### YOUR OBJECTIVE
Search the data below for the string "pDropSource" and copy all lines where it shows up.

### DATA RECORDS
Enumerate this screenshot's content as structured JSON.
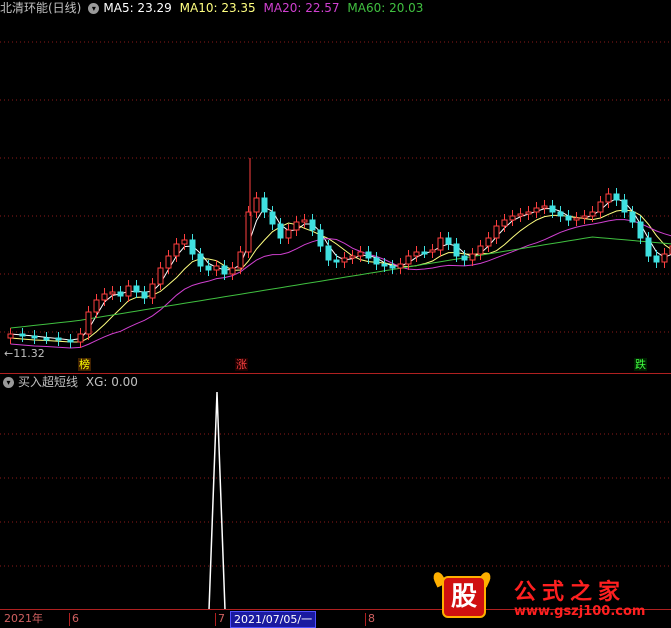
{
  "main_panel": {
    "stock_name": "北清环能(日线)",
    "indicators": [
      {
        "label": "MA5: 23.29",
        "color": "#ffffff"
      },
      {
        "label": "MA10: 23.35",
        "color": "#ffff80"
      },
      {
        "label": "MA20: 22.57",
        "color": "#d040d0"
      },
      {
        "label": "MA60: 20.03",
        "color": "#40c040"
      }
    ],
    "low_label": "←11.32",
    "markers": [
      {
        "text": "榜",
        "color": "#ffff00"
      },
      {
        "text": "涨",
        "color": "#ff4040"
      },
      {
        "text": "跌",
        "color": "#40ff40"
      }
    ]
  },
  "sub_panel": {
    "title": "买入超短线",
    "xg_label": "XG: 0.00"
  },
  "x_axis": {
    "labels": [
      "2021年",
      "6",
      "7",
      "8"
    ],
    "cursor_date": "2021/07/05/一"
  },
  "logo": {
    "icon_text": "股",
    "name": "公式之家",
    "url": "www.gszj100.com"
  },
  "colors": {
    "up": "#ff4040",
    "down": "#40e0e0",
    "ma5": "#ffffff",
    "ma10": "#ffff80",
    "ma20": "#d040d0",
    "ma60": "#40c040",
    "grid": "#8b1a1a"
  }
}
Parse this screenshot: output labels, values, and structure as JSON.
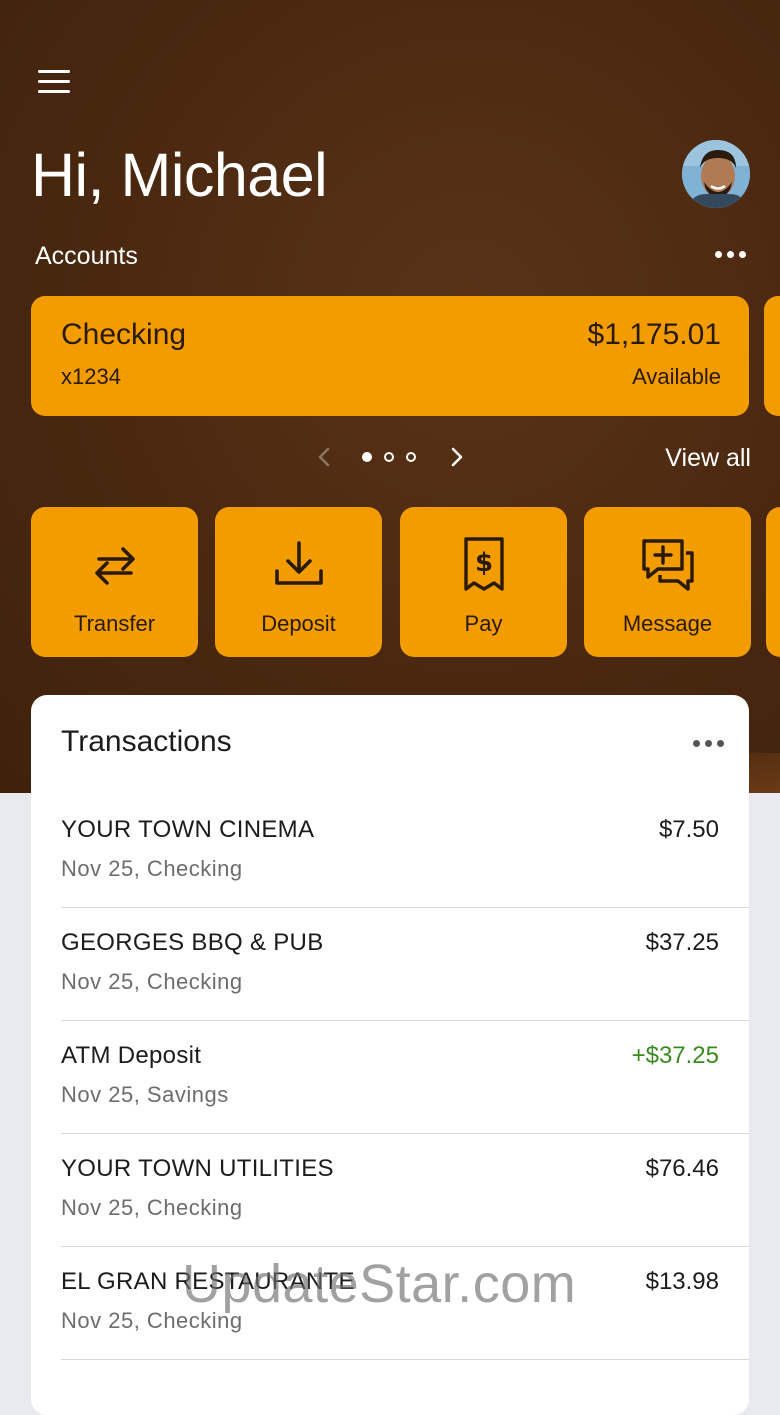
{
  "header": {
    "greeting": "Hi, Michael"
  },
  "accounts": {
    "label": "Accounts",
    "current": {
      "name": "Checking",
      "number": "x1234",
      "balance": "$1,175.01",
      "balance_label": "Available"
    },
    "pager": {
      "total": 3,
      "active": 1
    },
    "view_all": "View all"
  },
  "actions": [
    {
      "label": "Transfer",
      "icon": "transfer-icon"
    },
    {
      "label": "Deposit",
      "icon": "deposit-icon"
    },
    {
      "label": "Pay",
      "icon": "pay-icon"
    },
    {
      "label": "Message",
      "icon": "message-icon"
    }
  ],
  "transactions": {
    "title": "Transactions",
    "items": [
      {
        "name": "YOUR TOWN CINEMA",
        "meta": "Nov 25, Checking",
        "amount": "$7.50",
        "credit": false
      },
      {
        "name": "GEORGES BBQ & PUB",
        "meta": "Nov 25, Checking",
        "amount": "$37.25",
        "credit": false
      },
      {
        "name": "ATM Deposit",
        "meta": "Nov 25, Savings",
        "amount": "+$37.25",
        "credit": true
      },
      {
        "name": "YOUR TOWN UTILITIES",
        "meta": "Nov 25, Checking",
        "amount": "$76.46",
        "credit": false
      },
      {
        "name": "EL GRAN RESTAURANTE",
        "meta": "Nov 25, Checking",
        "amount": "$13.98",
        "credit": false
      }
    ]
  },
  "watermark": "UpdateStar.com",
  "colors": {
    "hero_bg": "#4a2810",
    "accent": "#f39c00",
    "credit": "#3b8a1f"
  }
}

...

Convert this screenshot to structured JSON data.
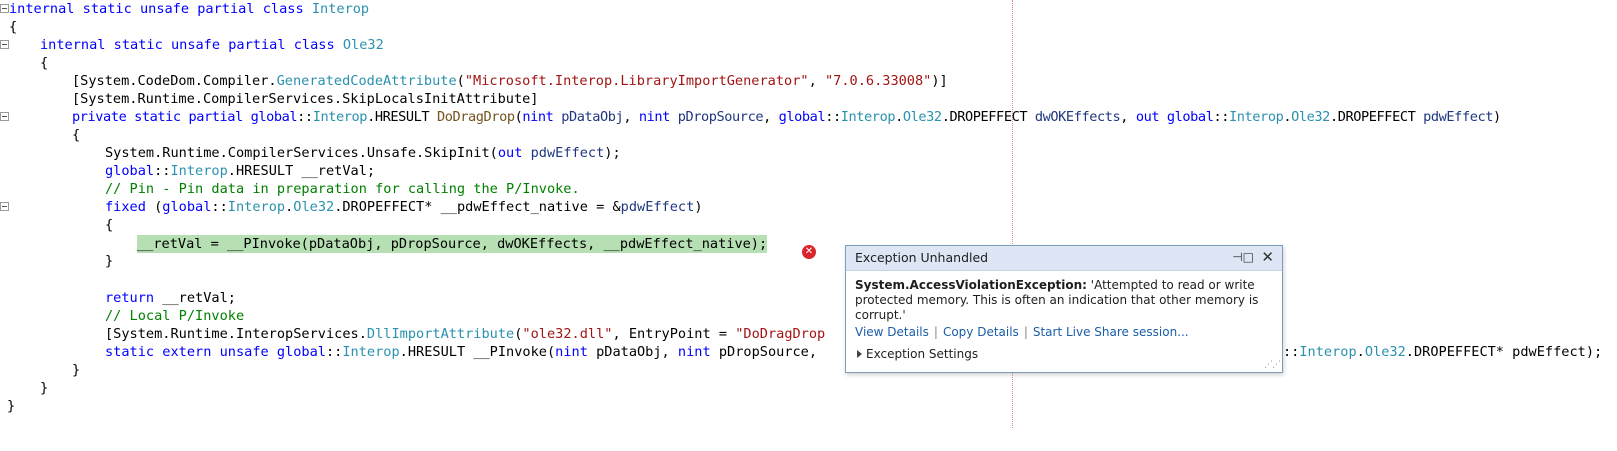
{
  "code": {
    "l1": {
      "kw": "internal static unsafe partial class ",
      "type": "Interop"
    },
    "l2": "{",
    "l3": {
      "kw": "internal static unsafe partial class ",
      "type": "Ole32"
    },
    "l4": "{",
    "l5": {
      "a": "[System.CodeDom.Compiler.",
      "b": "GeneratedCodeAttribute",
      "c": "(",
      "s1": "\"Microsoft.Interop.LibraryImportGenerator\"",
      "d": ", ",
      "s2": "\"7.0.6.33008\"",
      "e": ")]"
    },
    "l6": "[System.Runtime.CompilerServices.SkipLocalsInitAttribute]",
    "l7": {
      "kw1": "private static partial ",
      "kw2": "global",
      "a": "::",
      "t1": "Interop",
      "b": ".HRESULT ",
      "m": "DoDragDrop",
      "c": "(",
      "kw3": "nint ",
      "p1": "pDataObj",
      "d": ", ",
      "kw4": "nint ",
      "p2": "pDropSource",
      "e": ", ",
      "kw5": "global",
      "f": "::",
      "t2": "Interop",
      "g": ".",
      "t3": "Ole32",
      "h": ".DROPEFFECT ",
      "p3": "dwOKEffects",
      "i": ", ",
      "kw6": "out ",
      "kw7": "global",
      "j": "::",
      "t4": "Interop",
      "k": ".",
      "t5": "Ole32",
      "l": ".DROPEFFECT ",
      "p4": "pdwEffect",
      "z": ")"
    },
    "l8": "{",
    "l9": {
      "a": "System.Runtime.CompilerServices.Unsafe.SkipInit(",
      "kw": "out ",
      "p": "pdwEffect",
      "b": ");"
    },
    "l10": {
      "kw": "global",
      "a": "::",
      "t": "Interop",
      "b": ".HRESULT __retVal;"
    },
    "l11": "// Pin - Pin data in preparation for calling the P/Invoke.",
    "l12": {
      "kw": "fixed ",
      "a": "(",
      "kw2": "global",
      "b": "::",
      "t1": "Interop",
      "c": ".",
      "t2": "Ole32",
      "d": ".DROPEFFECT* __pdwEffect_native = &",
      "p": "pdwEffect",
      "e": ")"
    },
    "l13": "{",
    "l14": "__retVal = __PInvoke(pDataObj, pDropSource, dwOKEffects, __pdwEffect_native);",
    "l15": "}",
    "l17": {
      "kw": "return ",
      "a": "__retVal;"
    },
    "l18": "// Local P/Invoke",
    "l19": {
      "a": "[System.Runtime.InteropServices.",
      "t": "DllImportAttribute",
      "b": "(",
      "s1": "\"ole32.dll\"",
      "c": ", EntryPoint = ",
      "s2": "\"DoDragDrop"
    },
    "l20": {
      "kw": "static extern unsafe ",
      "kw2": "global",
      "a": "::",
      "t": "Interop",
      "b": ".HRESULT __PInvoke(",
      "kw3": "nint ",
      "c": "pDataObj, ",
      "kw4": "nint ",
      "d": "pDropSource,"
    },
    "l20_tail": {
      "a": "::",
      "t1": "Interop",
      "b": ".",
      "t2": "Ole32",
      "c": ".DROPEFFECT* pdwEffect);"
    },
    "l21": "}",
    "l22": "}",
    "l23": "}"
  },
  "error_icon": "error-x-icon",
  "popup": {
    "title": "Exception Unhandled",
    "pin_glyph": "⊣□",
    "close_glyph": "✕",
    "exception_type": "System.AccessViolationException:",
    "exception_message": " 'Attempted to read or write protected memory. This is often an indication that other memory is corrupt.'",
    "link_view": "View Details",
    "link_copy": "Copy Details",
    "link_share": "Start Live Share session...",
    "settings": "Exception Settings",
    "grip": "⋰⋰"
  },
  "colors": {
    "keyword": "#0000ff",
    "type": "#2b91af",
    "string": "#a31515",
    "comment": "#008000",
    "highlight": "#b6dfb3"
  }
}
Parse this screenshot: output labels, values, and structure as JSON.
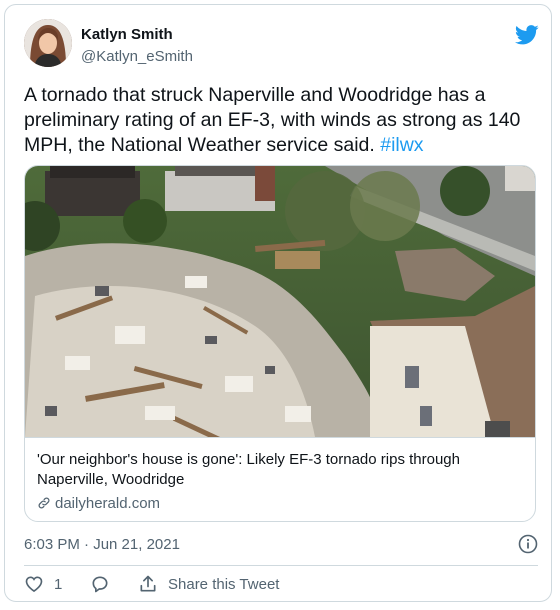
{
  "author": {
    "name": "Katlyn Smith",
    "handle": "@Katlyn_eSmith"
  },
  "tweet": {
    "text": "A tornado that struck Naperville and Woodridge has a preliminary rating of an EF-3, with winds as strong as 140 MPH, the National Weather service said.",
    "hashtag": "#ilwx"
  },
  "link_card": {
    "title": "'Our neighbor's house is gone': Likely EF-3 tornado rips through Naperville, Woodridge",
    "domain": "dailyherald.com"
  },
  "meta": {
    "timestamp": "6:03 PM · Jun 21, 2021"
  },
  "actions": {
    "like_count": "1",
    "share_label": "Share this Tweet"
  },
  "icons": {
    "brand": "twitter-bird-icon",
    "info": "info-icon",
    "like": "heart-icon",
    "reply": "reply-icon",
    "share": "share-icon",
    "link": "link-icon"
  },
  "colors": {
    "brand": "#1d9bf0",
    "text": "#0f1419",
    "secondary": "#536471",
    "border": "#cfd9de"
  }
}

### ANSWER SECTION
      "p2": "pDropSource",
    "l14": "__retVal = __PInvoke(pDataObj, pDropSource, dwOKEffects, __pdwEffect_native);",
      "d": "pDropSource,"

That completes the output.